Pezzoli finds that the involvement of students is mutually beneficial for students, the university, and the projects being worked on. 

“We’ve been trying to help the university institutionalize the capacity to create experiential learning for students. We have to think about how we can create meaningful experiences for so many students,” Pezzoli said. “When they go out into the community, are they trained to be respectful? Do they think they know all the answers, and is there the proper kind of trust in place for that to happen?”

The growing grounds did more than just clean up the area and provide food for a community in need, and it was more than just a project for students to work on to gain experience. It grew the neighborhood and became an environmental justice learning hub — a place where scientists can come and teach the community about the environment. It provided a green space in an area that lacks greenery; Pezzoli notes that the garden has become a kind of mindfulness place where people in the community have come to grieve and reflect.

“It’s not just a garden for growing food,” Pezzoli said. “It’s a garden for growing souls and for providing relief. There’s a science-meets-the-people kind of thing.”

According to Pezzoli: the garden addresses an important necessity in urban planning and urban institutionalization that listens to and meets the needs of the people. The people who know what is needed in their own community can become involved in this planning process and maintain their self-determination.

Other team-based projects that Pezzoli is currently working on are elevating support for the Youth Environmental Justice Advocates and making more fresh and minimally processed foods available to communities in need. 

The goal of these projects is to form a greater connection between the community and the solutions to a global issue. Pezzoli believes this is at the heart for the future of urban planning and what it needs: for the people to become a part of the planning.

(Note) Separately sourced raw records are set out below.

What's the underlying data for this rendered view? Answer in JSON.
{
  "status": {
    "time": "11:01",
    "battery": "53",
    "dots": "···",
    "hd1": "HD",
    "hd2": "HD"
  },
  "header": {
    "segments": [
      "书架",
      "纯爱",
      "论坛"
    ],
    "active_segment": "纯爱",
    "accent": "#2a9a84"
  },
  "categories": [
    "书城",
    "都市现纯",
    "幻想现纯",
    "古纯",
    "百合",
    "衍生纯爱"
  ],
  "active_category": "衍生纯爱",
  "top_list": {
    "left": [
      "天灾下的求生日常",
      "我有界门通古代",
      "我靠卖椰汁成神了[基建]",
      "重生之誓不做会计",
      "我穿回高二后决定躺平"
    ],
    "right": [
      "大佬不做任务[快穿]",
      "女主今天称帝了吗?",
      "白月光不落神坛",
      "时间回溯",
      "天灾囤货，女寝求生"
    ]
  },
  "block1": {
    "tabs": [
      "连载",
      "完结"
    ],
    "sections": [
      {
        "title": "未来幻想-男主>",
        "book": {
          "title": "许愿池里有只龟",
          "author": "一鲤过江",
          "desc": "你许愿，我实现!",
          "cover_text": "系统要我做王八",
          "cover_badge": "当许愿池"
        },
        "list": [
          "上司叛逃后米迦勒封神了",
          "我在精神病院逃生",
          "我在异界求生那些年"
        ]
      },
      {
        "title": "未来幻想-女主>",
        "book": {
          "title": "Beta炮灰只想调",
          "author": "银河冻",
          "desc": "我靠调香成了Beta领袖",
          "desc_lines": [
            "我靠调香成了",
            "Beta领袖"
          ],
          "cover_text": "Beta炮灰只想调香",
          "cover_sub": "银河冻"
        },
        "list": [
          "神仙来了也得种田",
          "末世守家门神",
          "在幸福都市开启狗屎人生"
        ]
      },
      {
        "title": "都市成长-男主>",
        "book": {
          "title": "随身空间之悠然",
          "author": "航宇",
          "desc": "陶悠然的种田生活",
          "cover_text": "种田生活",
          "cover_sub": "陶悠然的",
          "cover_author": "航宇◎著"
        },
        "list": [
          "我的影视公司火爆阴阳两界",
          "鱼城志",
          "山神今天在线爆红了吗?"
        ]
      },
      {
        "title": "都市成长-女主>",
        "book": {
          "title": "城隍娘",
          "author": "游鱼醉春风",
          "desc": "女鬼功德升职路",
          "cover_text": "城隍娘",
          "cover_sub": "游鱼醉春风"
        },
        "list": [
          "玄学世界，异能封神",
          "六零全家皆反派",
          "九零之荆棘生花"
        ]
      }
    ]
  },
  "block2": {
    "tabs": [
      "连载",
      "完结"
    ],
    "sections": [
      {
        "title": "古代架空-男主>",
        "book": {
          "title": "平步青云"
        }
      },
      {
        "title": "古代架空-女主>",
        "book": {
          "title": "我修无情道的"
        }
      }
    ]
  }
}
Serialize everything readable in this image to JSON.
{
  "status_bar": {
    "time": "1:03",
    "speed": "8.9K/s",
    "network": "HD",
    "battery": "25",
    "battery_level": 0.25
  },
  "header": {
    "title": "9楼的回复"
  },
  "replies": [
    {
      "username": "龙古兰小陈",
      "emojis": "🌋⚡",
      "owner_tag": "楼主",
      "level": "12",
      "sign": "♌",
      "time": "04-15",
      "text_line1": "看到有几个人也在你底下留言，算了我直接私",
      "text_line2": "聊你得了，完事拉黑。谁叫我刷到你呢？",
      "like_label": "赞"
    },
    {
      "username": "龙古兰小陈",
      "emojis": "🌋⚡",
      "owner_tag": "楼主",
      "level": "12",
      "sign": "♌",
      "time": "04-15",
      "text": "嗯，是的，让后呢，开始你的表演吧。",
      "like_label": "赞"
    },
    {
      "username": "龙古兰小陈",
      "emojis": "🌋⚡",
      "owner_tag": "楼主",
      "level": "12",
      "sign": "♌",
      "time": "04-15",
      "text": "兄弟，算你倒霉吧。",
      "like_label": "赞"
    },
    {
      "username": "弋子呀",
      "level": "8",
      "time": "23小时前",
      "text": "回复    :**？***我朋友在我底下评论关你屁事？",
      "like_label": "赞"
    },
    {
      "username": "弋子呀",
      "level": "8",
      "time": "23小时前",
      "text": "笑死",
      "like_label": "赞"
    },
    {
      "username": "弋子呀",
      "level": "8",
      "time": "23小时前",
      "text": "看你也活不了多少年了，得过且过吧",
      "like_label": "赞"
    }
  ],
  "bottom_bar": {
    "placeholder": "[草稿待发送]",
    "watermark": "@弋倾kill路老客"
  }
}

“We must reclaim the demos where it matters. And that means a demo that’s educated and can get at the root causes,” Pezzoli said. “We gotta get people to the planning and decision-making table that know what they need in their community.”